“Until we get 50/50 women and men in our Federal parliament, we’re not going to make the progress that we need to make,” Ms Banks said. “We’ve seen the success of the Labor party’s quota program. Until the Liberals get out of their paradigm and implement a quota system in this country, we will never have equal representation of men and women in our parliament.”
Step up and step aside
Ms Banks said Australia has gone backwards in the global gender equality gap index and cannot become complacent.
"As a general society, we can’t continue to put this burden on women. We need men in power to step up. Let’s face it, most of the people who are in positional power in this country are men and we need them to step up,” she said.
Dr Faruqi said a big part of allyship is moving aside to make room for women and people of colour.
“I for one, am just sick and tired of chipping away at (change). We’re going backwards so we have to make some big bold steps,” she said.
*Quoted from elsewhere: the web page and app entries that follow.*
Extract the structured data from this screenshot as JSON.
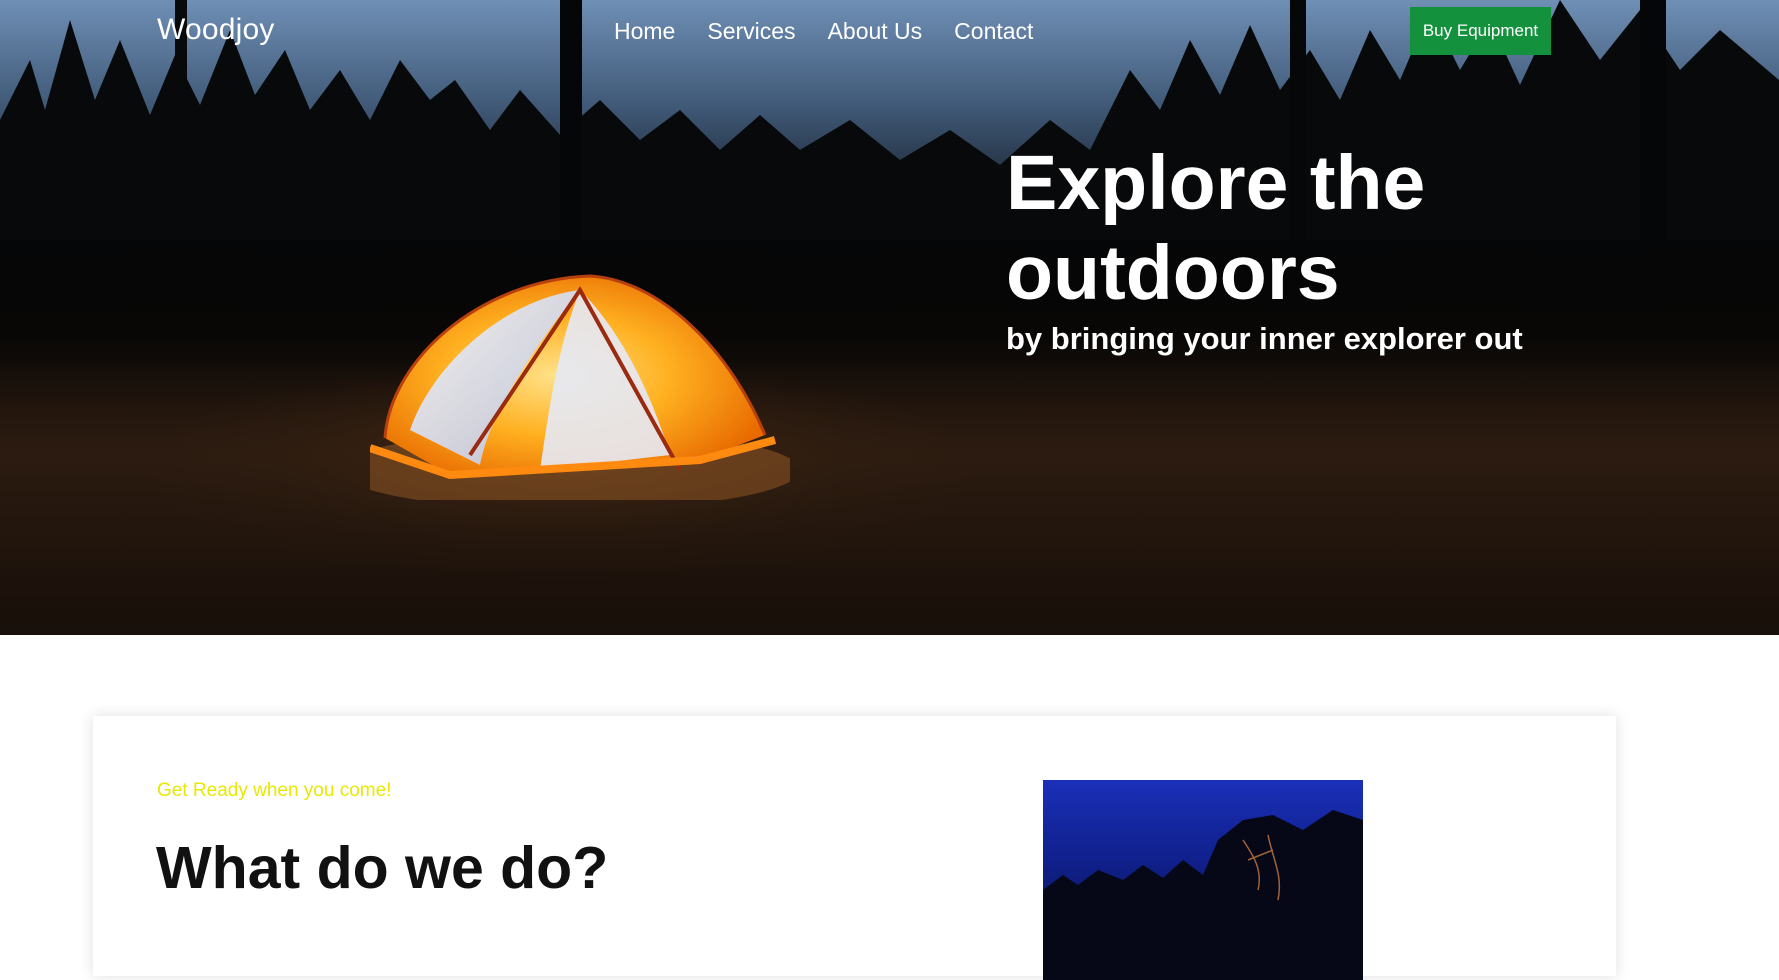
{
  "nav": {
    "logo": "Woodjoy",
    "links": [
      "Home",
      "Services",
      "About Us",
      "Contact"
    ],
    "cta": "Buy Equipment"
  },
  "hero": {
    "title": "Explore the outdoors",
    "subtitle": "by bringing your inner explorer out"
  },
  "section": {
    "eyebrow": "Get Ready when you come!",
    "title": "What do we do?"
  },
  "colors": {
    "cta_background": "#14913d",
    "eyebrow": "#e8e800",
    "hero_text": "#ffffff"
  }
}
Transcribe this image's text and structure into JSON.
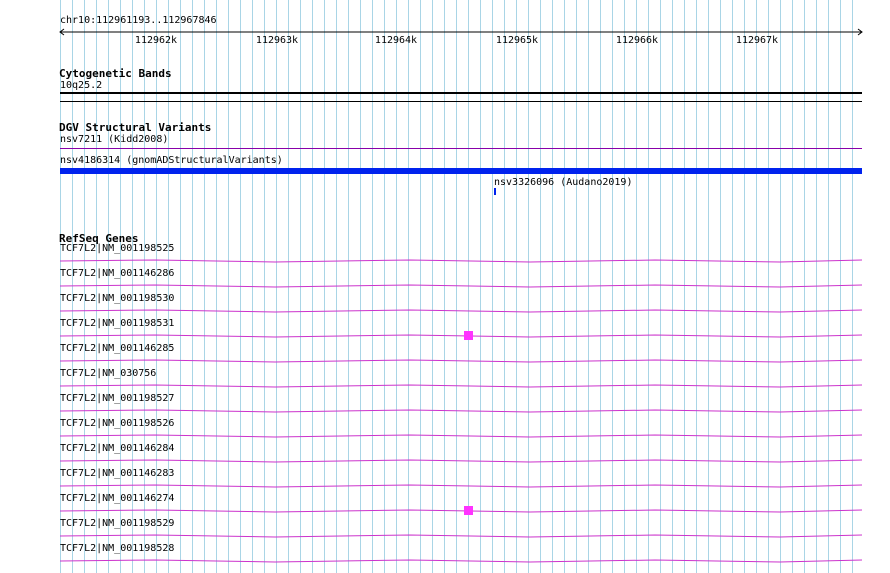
{
  "ruler": {
    "location": "chr10:112961193..112967846",
    "ticks": [
      "112962k",
      "112963k",
      "112964k",
      "112965k",
      "112966k",
      "112967k"
    ]
  },
  "tracks": {
    "cytoband": {
      "title": "Cytogenetic Bands",
      "features": [
        {
          "label": "10q25.2"
        }
      ]
    },
    "dgv": {
      "title": "DGV Structural Variants",
      "features": [
        {
          "label": "nsv7211 (Kidd2008)"
        },
        {
          "label": "nsv4186314 (gnomADStructuralVariants)"
        },
        {
          "label": "nsv3326096 (Audano2019)"
        }
      ]
    },
    "refseq": {
      "title": "RefSeq Genes",
      "features": [
        {
          "label": "TCF7L2|NM_001198525"
        },
        {
          "label": "TCF7L2|NM_001146286"
        },
        {
          "label": "TCF7L2|NM_001198530"
        },
        {
          "label": "TCF7L2|NM_001198531"
        },
        {
          "label": "TCF7L2|NM_001146285"
        },
        {
          "label": "TCF7L2|NM_030756"
        },
        {
          "label": "TCF7L2|NM_001198527"
        },
        {
          "label": "TCF7L2|NM_001198526"
        },
        {
          "label": "TCF7L2|NM_001146284"
        },
        {
          "label": "TCF7L2|NM_001146283"
        },
        {
          "label": "TCF7L2|NM_001146274"
        },
        {
          "label": "TCF7L2|NM_001198529"
        },
        {
          "label": "TCF7L2|NM_001198528"
        }
      ]
    }
  },
  "colors": {
    "grid": "#a9d5e6",
    "intron": "#cc33cc",
    "exon": "#ff33ff",
    "sv_bar": "#0022ee",
    "sv_line": "#8800aa",
    "text": "#000000"
  }
}
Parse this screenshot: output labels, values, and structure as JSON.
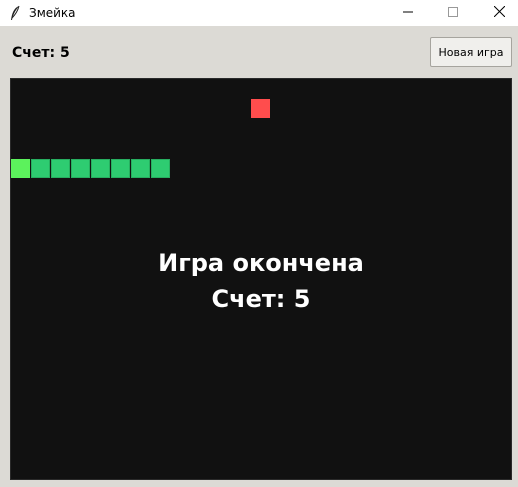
{
  "window": {
    "title": "Змейка",
    "icon": "feather-icon",
    "controls": [
      "minimize-icon",
      "maximize-icon",
      "close-icon"
    ]
  },
  "toolbar": {
    "score_text": "Счет: 5",
    "new_game_label": "Новая игра"
  },
  "game": {
    "over_title": "Игра окончена",
    "over_score": "Счет: 5",
    "score": 5,
    "colors": {
      "background": "#111111",
      "snake_head": "#5cf25c",
      "snake_body": "#2ecc71",
      "food": "#ff4d4d",
      "text": "#ffffff"
    }
  }
}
“I want the walls to break down. Enough is enough, and I feel that it’s quite palpable that sentiment in society.”
“It is about telling it like it is. I don’t care if people feel threatened. You have to deal with it. How long will we go on being sidelined and oppressed and bypassed?”
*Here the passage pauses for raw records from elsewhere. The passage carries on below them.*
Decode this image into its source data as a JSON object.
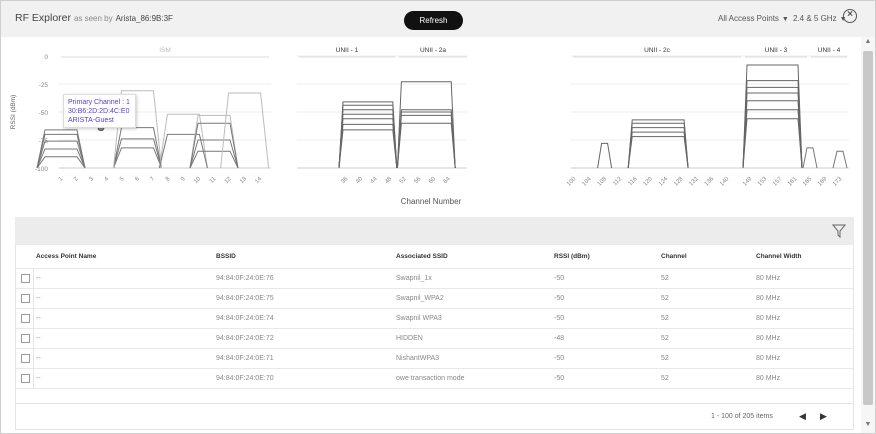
{
  "header": {
    "title": "RF Explorer",
    "subtitle": "as seen by",
    "device": "Arista_86:9B:3F",
    "refresh_label": "Refresh",
    "ap_filter": "All Access Points",
    "band_filter": "2.4 & 5 GHz"
  },
  "chart_data": {
    "type": "area",
    "ylabel": "RSSI (dBm)",
    "xlabel": "Channel Number",
    "ylim": [
      -100,
      0
    ],
    "yticks": [
      "0",
      "-25",
      "-50",
      "-75",
      "-100"
    ],
    "band_labels": [
      "ISM",
      "UNII - 1",
      "UNII - 2a",
      "UNII - 2c",
      "UNII - 3",
      "UNII - 4"
    ],
    "channels_24": [
      "1",
      "2",
      "3",
      "4",
      "5",
      "6",
      "7",
      "8",
      "9",
      "10",
      "11",
      "12",
      "13",
      "14"
    ],
    "channels_5a": [
      "36",
      "40",
      "44",
      "48",
      "52",
      "56",
      "60",
      "64"
    ],
    "channels_5c": [
      "100",
      "104",
      "108",
      "112",
      "116",
      "120",
      "124",
      "128",
      "132",
      "136",
      "140"
    ],
    "channels_5d": [
      "149",
      "153",
      "157",
      "161",
      "165",
      "169",
      "173"
    ],
    "series": [
      {
        "band": "24",
        "center": 1,
        "rssi": -76
      },
      {
        "band": "24",
        "center": 1,
        "rssi": -70
      },
      {
        "band": "24",
        "center": 1,
        "rssi": -66
      },
      {
        "band": "24",
        "center": 1,
        "rssi": -83
      },
      {
        "band": "24",
        "center": 1,
        "rssi": -90
      },
      {
        "band": "24",
        "center": 6,
        "rssi": -74
      },
      {
        "band": "24",
        "center": 6,
        "rssi": -64
      },
      {
        "band": "24",
        "center": 6,
        "rssi": -82
      },
      {
        "band": "24",
        "center": 6,
        "rssi": -31
      },
      {
        "band": "24",
        "center": 9,
        "rssi": -52
      },
      {
        "band": "24",
        "center": 9,
        "rssi": -70
      },
      {
        "band": "24",
        "center": 11,
        "rssi": -53
      },
      {
        "band": "24",
        "center": 11,
        "rssi": -60
      },
      {
        "band": "24",
        "center": 11,
        "rssi": -75
      },
      {
        "band": "24",
        "center": 11,
        "rssi": -85
      },
      {
        "band": "24",
        "center": 13,
        "rssi": -33
      },
      {
        "band": "5a",
        "lo": 36,
        "hi": 48,
        "rssi": -41
      },
      {
        "band": "5a",
        "lo": 36,
        "hi": 48,
        "rssi": -44
      },
      {
        "band": "5a",
        "lo": 36,
        "hi": 48,
        "rssi": -48
      },
      {
        "band": "5a",
        "lo": 36,
        "hi": 48,
        "rssi": -52
      },
      {
        "band": "5a",
        "lo": 36,
        "hi": 48,
        "rssi": -56
      },
      {
        "band": "5a",
        "lo": 36,
        "hi": 48,
        "rssi": -61
      },
      {
        "band": "5a",
        "lo": 36,
        "hi": 48,
        "rssi": -66
      },
      {
        "band": "5a",
        "lo": 52,
        "hi": 64,
        "rssi": -23
      },
      {
        "band": "5a",
        "lo": 52,
        "hi": 64,
        "rssi": -48
      },
      {
        "band": "5a",
        "lo": 52,
        "hi": 64,
        "rssi": -50
      },
      {
        "band": "5a",
        "lo": 52,
        "hi": 64,
        "rssi": -53
      },
      {
        "band": "5a",
        "lo": 52,
        "hi": 64,
        "rssi": -60
      },
      {
        "band": "5c",
        "lo": 108,
        "hi": 108,
        "rssi": -78
      },
      {
        "band": "5c",
        "lo": 116,
        "hi": 128,
        "rssi": -57
      },
      {
        "band": "5c",
        "lo": 116,
        "hi": 128,
        "rssi": -60
      },
      {
        "band": "5c",
        "lo": 116,
        "hi": 128,
        "rssi": -64
      },
      {
        "band": "5c",
        "lo": 116,
        "hi": 128,
        "rssi": -68
      },
      {
        "band": "5c",
        "lo": 116,
        "hi": 128,
        "rssi": -72
      },
      {
        "band": "5d",
        "lo": 149,
        "hi": 161,
        "rssi": -8
      },
      {
        "band": "5d",
        "lo": 149,
        "hi": 161,
        "rssi": -22
      },
      {
        "band": "5d",
        "lo": 149,
        "hi": 161,
        "rssi": -28
      },
      {
        "band": "5d",
        "lo": 149,
        "hi": 161,
        "rssi": -33
      },
      {
        "band": "5d",
        "lo": 149,
        "hi": 161,
        "rssi": -40
      },
      {
        "band": "5d",
        "lo": 149,
        "hi": 161,
        "rssi": -48
      },
      {
        "band": "5d",
        "lo": 149,
        "hi": 161,
        "rssi": -56
      },
      {
        "band": "5d",
        "lo": 165,
        "hi": 165,
        "rssi": -82
      },
      {
        "band": "5d",
        "lo": 173,
        "hi": 173,
        "rssi": -85
      }
    ]
  },
  "tooltip": {
    "line1": "Primary Channel : 1",
    "line2": "30:B6:2D:2D:4C:E0",
    "line3": "ARISTA-Guest"
  },
  "table": {
    "columns": [
      "Access Point Name",
      "BSSID",
      "Associated SSID",
      "RSSI (dBm)",
      "Channel",
      "Channel Width"
    ],
    "rows": [
      [
        "--",
        "94:84:0F:24:0E:76",
        "Swapnil_1x",
        "-50",
        "52",
        "80 MHz"
      ],
      [
        "--",
        "94:84:0F:24:0E:75",
        "Swapnil_WPA2",
        "-50",
        "52",
        "80 MHz"
      ],
      [
        "--",
        "94:84:0F:24:0E:74",
        "Swapnil WPA3",
        "-50",
        "52",
        "80 MHz"
      ],
      [
        "--",
        "94:84:0F:24:0E:72",
        "HIDDEN",
        "-48",
        "52",
        "80 MHz"
      ],
      [
        "--",
        "94:84:0F:24:0E:71",
        "NishantWPA3",
        "-50",
        "52",
        "80 MHz"
      ],
      [
        "--",
        "94:84:0F:24:0E:70",
        "owe transaction mode",
        "-50",
        "52",
        "80 MHz"
      ]
    ]
  },
  "pager": {
    "info": "1 - 100 of 205 items"
  }
}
Julia Banks is an author, businesswoman, lawyer and keynote speaker who runs her own consultancy business and holds several non-executive advisory positions. She has extensive experience in the corporate and legal sector and served as a Federal Member of the Parliament of Australia.
Dr Mehreen Faruqi is the Greens Senator for NSW and Spokesperson for Anti-racism, Education, Housing, Industry, International Aid, and Animal Welfare. She is a civil and environmental engineer and a life-long activist for social and environmental justice.
Georgia Steele is a lawyer, and now independent candidate running for the House of Representatives in the Federal seat of Hughes. In her former professional life, she practised as a corporate and commercial litigator at Allens and Freshfields, for 15 years, across four continents, and then for a major Australian retail bank.
Professor Rosalind Dixon
Prof. Rosalind Dixon at UNSW Law & Justice and Director of the Gilbert + Tobin Centre of Public Law is a graduate of UNSW and Harvard. She has taught at law schools around the world – including Harvard, Columbia, University of Chicago and National University Singapore, and is the author of a new book, with Richard Holden, From Free to Fair Markets: Liberalism after COVID out later this year. She is passionate about law and politics, and currently Director of the Pathways to Politics for Women Program at UNSW.
Listen to the podcast of the ‘Vote for Women’ panel.